* **Work required**: The answer must consist of each line of the records below that contains the string "name".

(Page and application data records)
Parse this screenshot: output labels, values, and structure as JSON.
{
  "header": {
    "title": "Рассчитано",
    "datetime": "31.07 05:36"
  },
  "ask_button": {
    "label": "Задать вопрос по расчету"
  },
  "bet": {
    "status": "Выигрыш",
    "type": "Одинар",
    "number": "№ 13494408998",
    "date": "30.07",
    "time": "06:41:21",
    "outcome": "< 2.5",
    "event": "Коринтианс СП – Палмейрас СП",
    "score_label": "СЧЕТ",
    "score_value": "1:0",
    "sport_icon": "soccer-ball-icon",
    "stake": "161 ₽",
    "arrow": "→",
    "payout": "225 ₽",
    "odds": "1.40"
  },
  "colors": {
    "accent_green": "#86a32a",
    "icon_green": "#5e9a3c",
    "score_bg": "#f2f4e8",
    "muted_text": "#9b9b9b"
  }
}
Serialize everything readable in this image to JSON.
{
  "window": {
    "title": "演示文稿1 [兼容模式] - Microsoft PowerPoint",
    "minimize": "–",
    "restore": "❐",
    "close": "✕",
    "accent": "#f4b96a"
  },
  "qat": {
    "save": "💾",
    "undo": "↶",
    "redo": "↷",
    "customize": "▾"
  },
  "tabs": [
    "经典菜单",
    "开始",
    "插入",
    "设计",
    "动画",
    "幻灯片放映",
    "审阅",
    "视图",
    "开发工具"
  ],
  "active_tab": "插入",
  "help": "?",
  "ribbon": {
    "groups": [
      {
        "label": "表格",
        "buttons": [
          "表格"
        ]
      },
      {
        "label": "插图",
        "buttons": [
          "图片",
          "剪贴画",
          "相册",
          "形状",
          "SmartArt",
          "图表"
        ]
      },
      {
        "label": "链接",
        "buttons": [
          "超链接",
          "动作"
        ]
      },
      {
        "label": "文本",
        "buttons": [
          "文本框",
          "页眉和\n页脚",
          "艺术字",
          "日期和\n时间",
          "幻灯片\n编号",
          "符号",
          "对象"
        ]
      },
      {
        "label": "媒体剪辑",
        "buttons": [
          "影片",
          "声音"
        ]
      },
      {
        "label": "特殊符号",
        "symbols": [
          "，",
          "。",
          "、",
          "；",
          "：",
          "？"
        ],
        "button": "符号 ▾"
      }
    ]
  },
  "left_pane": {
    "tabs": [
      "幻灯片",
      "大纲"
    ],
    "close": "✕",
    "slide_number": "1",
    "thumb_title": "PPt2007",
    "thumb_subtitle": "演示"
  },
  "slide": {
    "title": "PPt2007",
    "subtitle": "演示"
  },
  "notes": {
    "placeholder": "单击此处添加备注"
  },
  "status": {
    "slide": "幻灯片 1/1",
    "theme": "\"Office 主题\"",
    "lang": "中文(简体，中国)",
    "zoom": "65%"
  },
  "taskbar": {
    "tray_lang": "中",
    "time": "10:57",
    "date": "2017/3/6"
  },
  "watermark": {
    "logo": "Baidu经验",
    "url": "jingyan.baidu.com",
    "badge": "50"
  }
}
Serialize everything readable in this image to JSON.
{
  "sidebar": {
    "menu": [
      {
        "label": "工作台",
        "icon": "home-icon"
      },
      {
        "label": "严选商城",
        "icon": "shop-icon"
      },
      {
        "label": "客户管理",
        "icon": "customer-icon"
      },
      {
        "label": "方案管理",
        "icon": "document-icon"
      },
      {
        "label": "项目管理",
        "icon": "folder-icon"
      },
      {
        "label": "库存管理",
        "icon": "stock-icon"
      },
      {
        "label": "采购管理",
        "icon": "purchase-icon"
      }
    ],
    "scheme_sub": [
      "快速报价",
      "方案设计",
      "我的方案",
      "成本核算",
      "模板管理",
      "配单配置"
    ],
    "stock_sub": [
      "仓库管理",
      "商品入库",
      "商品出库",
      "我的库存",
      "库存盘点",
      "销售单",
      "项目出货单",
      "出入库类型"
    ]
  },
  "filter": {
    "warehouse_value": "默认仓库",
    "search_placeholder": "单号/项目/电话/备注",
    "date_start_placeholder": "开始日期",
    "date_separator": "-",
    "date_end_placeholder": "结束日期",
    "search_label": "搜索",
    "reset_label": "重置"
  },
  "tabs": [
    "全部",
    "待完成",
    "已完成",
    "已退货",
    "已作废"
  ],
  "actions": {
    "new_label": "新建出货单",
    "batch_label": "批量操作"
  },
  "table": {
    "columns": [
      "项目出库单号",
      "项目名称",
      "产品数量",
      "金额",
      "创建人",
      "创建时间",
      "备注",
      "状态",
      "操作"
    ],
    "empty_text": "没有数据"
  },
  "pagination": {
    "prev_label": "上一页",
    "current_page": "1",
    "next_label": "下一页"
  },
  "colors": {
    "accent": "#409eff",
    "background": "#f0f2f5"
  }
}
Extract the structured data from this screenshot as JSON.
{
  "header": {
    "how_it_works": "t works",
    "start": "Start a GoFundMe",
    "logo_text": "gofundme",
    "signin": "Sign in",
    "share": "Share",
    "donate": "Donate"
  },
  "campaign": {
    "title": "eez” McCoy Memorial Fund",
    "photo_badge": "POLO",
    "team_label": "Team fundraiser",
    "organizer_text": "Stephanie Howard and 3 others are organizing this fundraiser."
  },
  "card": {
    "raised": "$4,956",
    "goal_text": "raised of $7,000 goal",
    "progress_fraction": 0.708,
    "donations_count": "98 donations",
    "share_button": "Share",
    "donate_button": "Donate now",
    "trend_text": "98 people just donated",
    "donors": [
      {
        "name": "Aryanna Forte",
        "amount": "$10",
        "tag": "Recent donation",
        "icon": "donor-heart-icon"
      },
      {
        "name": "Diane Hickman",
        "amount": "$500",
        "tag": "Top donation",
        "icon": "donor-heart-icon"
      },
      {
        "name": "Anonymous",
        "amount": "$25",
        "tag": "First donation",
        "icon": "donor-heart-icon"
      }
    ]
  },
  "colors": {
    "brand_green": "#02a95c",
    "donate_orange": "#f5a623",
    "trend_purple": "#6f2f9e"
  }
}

* **Exercise response**:
        "name": "Aryanna Forte",
        "name": "Diane Hickman",
        "name": "Anonymous",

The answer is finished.